**EXERCISE REQUIREMENTS:** Your answer should consist of every line from the records that holds the string "handle".

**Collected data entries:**
/---
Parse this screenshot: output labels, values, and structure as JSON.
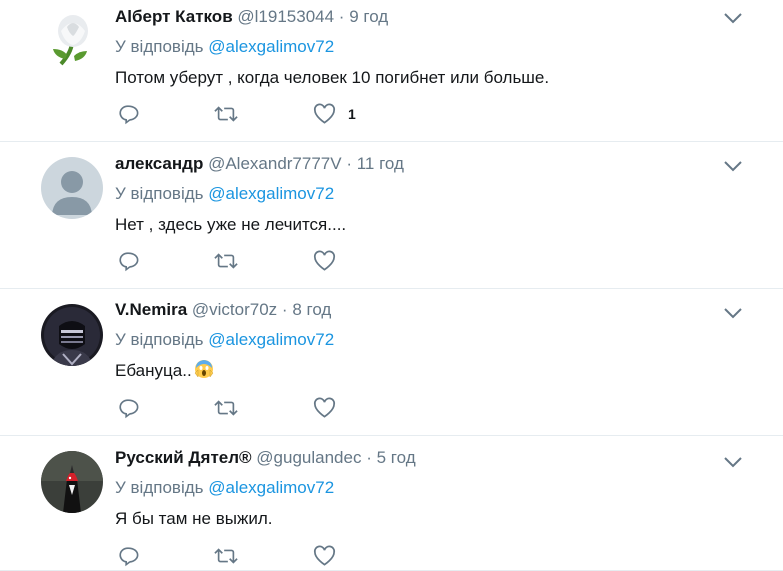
{
  "tweets": [
    {
      "name": "Alберт Катков",
      "handle": "@l19153044",
      "dot": "·",
      "time": "9 год",
      "reply_prefix": "У відповідь",
      "reply_mention": "@alexgalimov72",
      "text": "Потом уберут , когда человек 10 погибнет или больше.",
      "likes": "1",
      "avatar_icon": "white-rose-avatar"
    },
    {
      "name": "александр",
      "handle": "@Alexandr7777V",
      "dot": "·",
      "time": "11 год",
      "reply_prefix": "У відповідь",
      "reply_mention": "@alexgalimov72",
      "text": "Нет , здесь уже не лечится....",
      "likes": "",
      "avatar_icon": "default-user-avatar"
    },
    {
      "name": "V.Nemira",
      "handle": "@victor70z",
      "dot": "·",
      "time": "8 год",
      "reply_prefix": "У відповідь",
      "reply_mention": "@alexgalimov72",
      "text": "Ебануца..",
      "likes": "",
      "avatar_icon": "masked-figure-avatar"
    },
    {
      "name": "Русский Дятел®",
      "handle": "@gugulandec",
      "dot": "·",
      "time": "5 год",
      "reply_prefix": "У відповідь",
      "reply_mention": "@alexgalimov72",
      "text": "Я бы там не выжил.",
      "likes": "",
      "avatar_icon": "woodpecker-avatar"
    }
  ],
  "icons": {
    "reply": "reply-icon",
    "retweet": "retweet-icon",
    "like": "heart-icon",
    "menu": "chevron-down-icon",
    "emoji": "screaming-face-emoji"
  },
  "colors": {
    "text": "#14171a",
    "secondary": "#657786",
    "link": "#1b95e0",
    "divider": "#e6ecf0"
  }
}
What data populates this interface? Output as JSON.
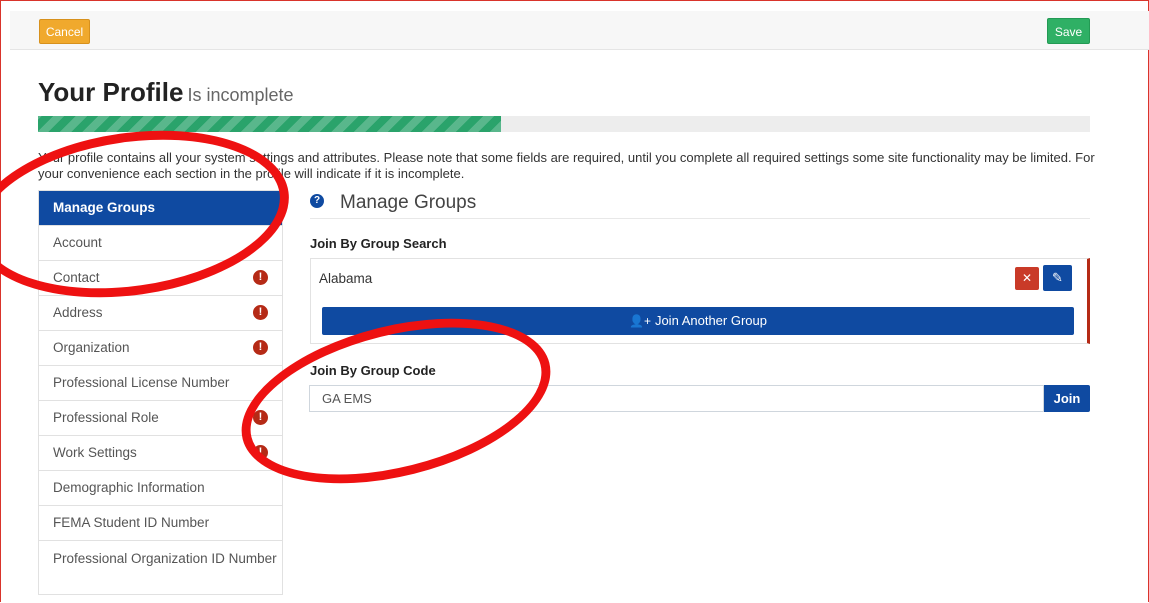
{
  "header": {
    "cancel_label": "Cancel",
    "save_label": "Save"
  },
  "page": {
    "title": "Your Profile",
    "status": "Is incomplete"
  },
  "progress": {
    "percent": 44,
    "color": "#2aa36b"
  },
  "intro_text": "Your profile contains all your system settings and attributes. Please note that some fields are required, until you complete all required settings some site functionality may be limited. For your convenience each section in the profile will indicate if it is incomplete.",
  "sidebar": {
    "items": [
      {
        "label": "Manage Groups",
        "incomplete": false,
        "active": true
      },
      {
        "label": "Account",
        "incomplete": false
      },
      {
        "label": "Contact",
        "incomplete": true
      },
      {
        "label": "Address",
        "incomplete": true
      },
      {
        "label": "Organization",
        "incomplete": true
      },
      {
        "label": "Professional License Number",
        "incomplete": false
      },
      {
        "label": "Professional Role",
        "incomplete": true
      },
      {
        "label": "Work Settings",
        "incomplete": true
      },
      {
        "label": "Demographic Information",
        "incomplete": false
      },
      {
        "label": "FEMA Student ID Number",
        "incomplete": false
      },
      {
        "label": "Professional Organization ID Number",
        "incomplete": false
      }
    ]
  },
  "main": {
    "section_title": "Manage Groups",
    "help_icon": "question-circle-icon",
    "group_search": {
      "label": "Join By Group Search",
      "groups": [
        {
          "name": "Alabama"
        }
      ],
      "join_another_label": "Join Another Group"
    },
    "group_code": {
      "label": "Join By Group Code",
      "value": "GA EMS",
      "join_label": "Join"
    }
  },
  "colors": {
    "primary": "#0f4aa1",
    "cancel": "#f0a92d",
    "save": "#2fb065",
    "alert": "#b52a16",
    "annotation": "#ee1111"
  }
}
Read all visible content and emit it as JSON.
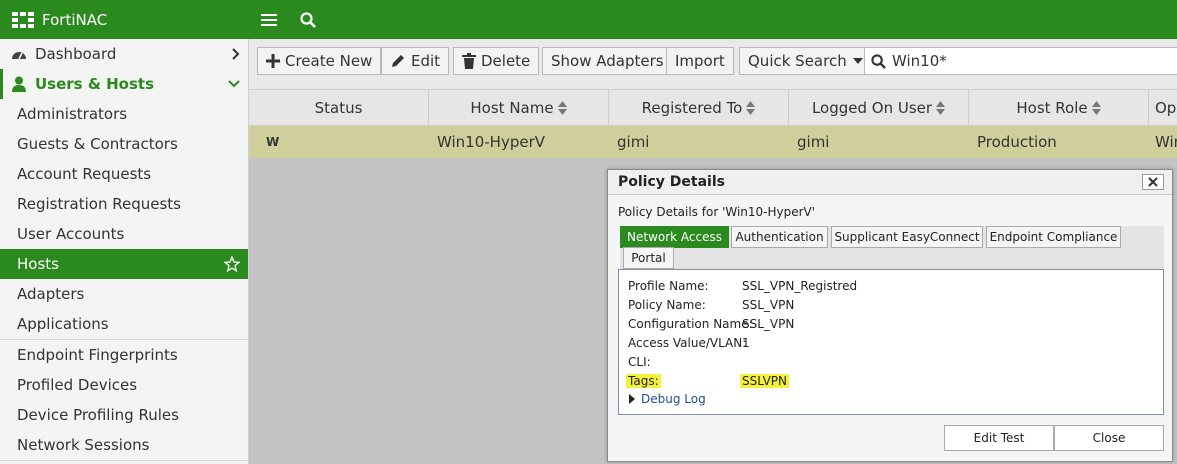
{
  "app": {
    "title": "FortiNAC"
  },
  "sidebar": {
    "items": [
      {
        "label": "Dashboard",
        "type": "top"
      },
      {
        "label": "Users & Hosts",
        "type": "section"
      },
      {
        "label": "Administrators"
      },
      {
        "label": "Guests & Contractors"
      },
      {
        "label": "Account Requests"
      },
      {
        "label": "Registration Requests"
      },
      {
        "label": "User Accounts"
      },
      {
        "label": "Hosts",
        "active": true
      },
      {
        "label": "Adapters"
      },
      {
        "label": "Applications"
      },
      {
        "label": "Endpoint Fingerprints"
      },
      {
        "label": "Profiled Devices"
      },
      {
        "label": "Device Profiling Rules"
      },
      {
        "label": "Network Sessions"
      }
    ]
  },
  "toolbar": {
    "create_new": "Create New",
    "edit": "Edit",
    "delete": "Delete",
    "show_adapters": "Show Adapters",
    "import": "Import",
    "quick_search": "Quick Search",
    "search_value": "Win10*"
  },
  "table": {
    "columns": [
      "Status",
      "Host Name",
      "Registered To",
      "Logged On User",
      "Host Role",
      "Op"
    ],
    "rows": [
      {
        "status": "W",
        "host_name": "Win10-HyperV",
        "registered_to": "gimi",
        "logged_on_user": "gimi",
        "host_role": "Production",
        "op": "Win"
      }
    ]
  },
  "modal": {
    "title": "Policy Details",
    "subtitle": "Policy Details for 'Win10-HyperV'",
    "tabs": [
      "Network Access",
      "Authentication",
      "Supplicant EasyConnect",
      "Endpoint Compliance",
      "Portal"
    ],
    "fields": [
      {
        "label": "Profile Name:",
        "value": "SSL_VPN_Registred"
      },
      {
        "label": "Policy Name:",
        "value": "SSL_VPN"
      },
      {
        "label": "Configuration Name:",
        "value": "SSL_VPN"
      },
      {
        "label": "Access Value/VLAN:",
        "value": "1"
      },
      {
        "label": "CLI:",
        "value": ""
      },
      {
        "label": "Tags:",
        "value": "SSLVPN"
      }
    ],
    "debug_log": "Debug Log",
    "edit_test": "Edit Test",
    "close": "Close"
  },
  "colors": {
    "brand_green": "#2a8a1d",
    "row_highlight": "#cfcf9c",
    "tag_highlight": "#f4f33a",
    "link_blue": "#1f4e8c"
  }
}
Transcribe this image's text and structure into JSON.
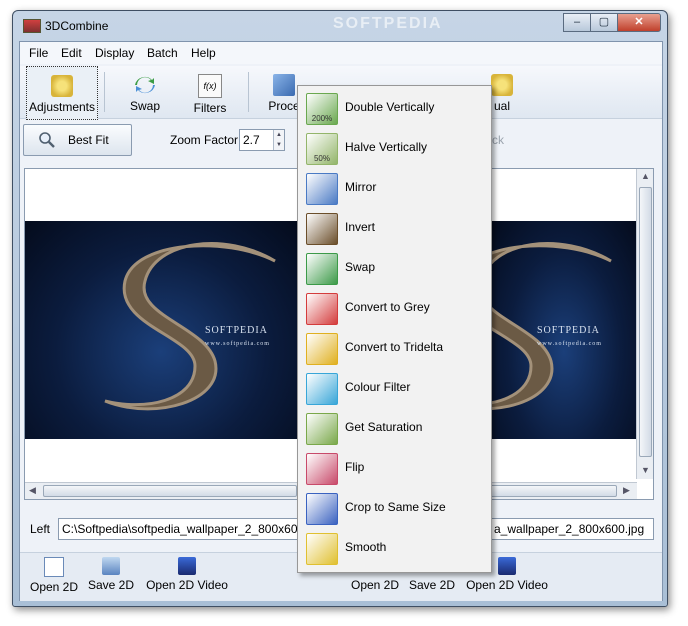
{
  "window": {
    "title": "3DCombine",
    "minimize": "–",
    "maximize": "▢",
    "close": "✕"
  },
  "menu": [
    "File",
    "Edit",
    "Display",
    "Batch",
    "Help"
  ],
  "toolbar": {
    "adjustments": "Adjustments",
    "swap": "Swap",
    "filters": "Filters",
    "filters_icon_text": "f(x)",
    "process": "Proce",
    "visual": "ual"
  },
  "viewbar": {
    "best_fit": "Best Fit",
    "zoom_label": "Zoom Factor",
    "zoom_value": "2.7",
    "right_tail": "ck"
  },
  "view": {
    "image_word": "SOFTPEDIA",
    "image_url": "www.softpedia.com"
  },
  "paths": {
    "left_label": "Left",
    "left_path": "C:\\Softpedia\\softpedia_wallpaper_2_800x600.jpg",
    "right_path": "a_wallpaper_2_800x600.jpg"
  },
  "bottom": {
    "left": [
      "Open 2D",
      "Save 2D",
      "Open 2D Video"
    ],
    "right": [
      "Open 2D",
      "Save 2D",
      "Open 2D Video"
    ]
  },
  "dropdown": {
    "items": [
      {
        "label": "Double Vertically",
        "icon": "double-vertically-icon",
        "badge": "200%",
        "color": "#6aa84f"
      },
      {
        "label": "Halve Vertically",
        "icon": "halve-vertically-icon",
        "badge": "50%",
        "color": "#93b56a"
      },
      {
        "label": "Mirror",
        "icon": "mirror-icon",
        "color": "#4a7ac4"
      },
      {
        "label": "Invert",
        "icon": "invert-icon",
        "color": "#6b4e2a"
      },
      {
        "label": "Swap",
        "icon": "swap-icon",
        "color": "#3c9a48"
      },
      {
        "label": "Convert to Grey",
        "icon": "convert-to-grey-icon",
        "color": "#d43c3c"
      },
      {
        "label": "Convert to Tridelta",
        "icon": "convert-to-tridelta-icon",
        "color": "#e0b020"
      },
      {
        "label": "Colour Filter",
        "icon": "colour-filter-icon",
        "color": "#38a6d8"
      },
      {
        "label": "Get Saturation",
        "icon": "get-saturation-icon",
        "color": "#7aa84a"
      },
      {
        "label": "Flip",
        "icon": "flip-icon",
        "color": "#c84a6a"
      },
      {
        "label": "Crop to Same Size",
        "icon": "crop-to-same-size-icon",
        "color": "#3a62c0"
      },
      {
        "label": "Smooth",
        "icon": "smooth-icon",
        "color": "#e0c030"
      }
    ]
  },
  "watermark": "SOFTPEDIA"
}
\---
**EXERCISE SOLUTION:**
      "handle": "@l19153044",
      "handle": "@Alexandr7777V",
      "handle": "@victor70z",
      "handle": "@gugulandec",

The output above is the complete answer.